◆ What is expected ◆
Please give the count of lines below with the string "Linear" in them, and no other words.

'''

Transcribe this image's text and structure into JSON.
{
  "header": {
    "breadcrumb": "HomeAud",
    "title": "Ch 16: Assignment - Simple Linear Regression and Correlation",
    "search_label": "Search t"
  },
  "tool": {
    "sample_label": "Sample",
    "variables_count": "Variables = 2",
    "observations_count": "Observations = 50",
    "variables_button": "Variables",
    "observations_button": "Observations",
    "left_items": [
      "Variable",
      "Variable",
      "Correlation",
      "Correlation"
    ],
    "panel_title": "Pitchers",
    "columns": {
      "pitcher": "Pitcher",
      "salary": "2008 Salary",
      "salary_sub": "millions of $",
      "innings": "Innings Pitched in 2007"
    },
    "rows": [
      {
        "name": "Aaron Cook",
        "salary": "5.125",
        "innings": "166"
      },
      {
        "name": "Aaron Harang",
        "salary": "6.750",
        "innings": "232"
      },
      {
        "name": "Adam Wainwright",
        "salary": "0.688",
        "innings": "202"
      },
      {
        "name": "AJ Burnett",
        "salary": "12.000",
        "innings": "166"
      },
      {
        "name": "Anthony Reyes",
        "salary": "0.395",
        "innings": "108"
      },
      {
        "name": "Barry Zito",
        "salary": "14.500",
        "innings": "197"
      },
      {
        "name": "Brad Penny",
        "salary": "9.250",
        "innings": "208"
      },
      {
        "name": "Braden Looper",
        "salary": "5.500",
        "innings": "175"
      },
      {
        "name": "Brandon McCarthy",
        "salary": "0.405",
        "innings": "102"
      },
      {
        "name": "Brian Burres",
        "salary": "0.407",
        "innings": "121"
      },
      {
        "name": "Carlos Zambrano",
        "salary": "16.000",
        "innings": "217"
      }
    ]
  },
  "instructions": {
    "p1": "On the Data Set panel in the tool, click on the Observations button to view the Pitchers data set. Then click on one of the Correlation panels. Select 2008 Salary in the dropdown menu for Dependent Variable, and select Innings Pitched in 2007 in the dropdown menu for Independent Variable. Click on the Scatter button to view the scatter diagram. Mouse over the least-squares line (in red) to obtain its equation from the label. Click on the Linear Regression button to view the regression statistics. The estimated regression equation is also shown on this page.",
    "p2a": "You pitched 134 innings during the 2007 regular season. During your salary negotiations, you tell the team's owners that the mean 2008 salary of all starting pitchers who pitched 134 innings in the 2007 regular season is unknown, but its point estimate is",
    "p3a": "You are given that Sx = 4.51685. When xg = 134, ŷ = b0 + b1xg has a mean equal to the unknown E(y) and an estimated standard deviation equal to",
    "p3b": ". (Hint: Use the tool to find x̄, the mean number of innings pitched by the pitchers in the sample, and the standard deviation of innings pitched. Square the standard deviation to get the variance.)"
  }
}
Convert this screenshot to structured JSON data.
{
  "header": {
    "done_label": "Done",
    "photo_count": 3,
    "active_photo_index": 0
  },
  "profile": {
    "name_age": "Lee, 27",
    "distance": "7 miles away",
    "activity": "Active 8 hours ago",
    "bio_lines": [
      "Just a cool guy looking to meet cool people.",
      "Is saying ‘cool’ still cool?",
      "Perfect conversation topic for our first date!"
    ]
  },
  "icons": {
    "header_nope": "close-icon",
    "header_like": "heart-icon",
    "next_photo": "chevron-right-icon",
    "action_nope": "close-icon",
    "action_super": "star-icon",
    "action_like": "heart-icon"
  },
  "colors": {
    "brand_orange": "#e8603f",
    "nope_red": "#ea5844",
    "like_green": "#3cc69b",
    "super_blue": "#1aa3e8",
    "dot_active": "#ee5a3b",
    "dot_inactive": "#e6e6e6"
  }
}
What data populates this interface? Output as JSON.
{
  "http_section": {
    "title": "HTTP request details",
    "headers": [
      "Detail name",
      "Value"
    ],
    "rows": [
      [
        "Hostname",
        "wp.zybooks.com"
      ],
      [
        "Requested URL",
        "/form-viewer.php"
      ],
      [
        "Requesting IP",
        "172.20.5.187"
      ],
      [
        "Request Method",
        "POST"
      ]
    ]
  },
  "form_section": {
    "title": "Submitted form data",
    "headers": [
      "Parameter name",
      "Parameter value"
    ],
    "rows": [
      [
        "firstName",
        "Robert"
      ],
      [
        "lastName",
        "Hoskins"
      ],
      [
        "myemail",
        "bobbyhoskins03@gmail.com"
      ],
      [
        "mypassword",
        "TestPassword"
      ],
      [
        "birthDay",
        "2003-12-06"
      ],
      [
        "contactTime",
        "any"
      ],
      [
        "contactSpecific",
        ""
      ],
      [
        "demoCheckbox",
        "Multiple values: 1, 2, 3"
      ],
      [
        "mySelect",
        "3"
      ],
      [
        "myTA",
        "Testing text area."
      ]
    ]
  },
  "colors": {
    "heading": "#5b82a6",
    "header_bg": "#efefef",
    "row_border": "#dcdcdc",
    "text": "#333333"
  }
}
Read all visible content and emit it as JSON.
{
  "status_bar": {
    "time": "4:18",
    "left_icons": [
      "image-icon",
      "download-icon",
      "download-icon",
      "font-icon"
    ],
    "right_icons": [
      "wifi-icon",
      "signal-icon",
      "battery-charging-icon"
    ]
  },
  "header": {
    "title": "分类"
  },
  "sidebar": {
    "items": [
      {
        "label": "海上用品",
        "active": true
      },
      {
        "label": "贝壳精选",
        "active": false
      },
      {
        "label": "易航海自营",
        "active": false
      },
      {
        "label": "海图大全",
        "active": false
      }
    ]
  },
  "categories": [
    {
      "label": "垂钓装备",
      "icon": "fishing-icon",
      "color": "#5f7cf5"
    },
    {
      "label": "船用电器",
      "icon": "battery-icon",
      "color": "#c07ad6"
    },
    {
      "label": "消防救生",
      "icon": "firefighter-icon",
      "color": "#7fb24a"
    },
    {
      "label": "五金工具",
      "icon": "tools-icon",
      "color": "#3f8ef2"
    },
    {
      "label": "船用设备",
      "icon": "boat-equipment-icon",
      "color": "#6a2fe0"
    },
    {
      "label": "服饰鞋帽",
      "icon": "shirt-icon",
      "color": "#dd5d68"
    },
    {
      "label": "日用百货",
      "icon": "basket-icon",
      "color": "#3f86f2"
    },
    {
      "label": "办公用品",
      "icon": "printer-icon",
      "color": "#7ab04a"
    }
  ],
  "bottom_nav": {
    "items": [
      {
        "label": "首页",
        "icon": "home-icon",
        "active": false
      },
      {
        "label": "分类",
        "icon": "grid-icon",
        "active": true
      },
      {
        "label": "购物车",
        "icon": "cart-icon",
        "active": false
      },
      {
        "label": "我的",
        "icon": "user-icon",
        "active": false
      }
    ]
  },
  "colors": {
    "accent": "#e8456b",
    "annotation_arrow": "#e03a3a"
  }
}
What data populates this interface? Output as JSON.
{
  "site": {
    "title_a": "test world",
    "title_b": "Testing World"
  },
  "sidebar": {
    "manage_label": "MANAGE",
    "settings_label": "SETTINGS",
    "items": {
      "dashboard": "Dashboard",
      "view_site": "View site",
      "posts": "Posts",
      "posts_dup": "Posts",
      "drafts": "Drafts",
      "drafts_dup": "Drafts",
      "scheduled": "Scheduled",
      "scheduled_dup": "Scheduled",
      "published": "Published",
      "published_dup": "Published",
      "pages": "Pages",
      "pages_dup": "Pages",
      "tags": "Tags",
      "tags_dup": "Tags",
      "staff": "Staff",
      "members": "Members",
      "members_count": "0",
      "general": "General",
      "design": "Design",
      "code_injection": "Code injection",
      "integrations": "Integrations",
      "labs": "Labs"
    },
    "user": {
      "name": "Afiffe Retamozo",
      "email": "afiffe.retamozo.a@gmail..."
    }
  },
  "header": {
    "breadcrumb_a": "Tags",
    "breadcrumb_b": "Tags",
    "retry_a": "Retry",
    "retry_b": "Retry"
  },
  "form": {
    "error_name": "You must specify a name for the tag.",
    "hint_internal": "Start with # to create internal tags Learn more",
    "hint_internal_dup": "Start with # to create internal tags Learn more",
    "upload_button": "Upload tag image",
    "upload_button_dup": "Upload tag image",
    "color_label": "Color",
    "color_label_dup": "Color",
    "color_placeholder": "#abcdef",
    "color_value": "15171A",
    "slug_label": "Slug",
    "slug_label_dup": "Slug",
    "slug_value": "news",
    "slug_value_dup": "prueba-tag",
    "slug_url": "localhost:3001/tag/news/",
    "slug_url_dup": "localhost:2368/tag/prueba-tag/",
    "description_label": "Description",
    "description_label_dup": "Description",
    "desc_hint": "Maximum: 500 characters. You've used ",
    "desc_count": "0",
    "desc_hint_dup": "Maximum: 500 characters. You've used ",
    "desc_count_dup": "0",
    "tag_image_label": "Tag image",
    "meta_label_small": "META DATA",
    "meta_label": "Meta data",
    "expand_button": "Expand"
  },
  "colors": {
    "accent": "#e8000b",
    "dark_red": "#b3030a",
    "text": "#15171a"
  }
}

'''

◆ Exercise result ◆
2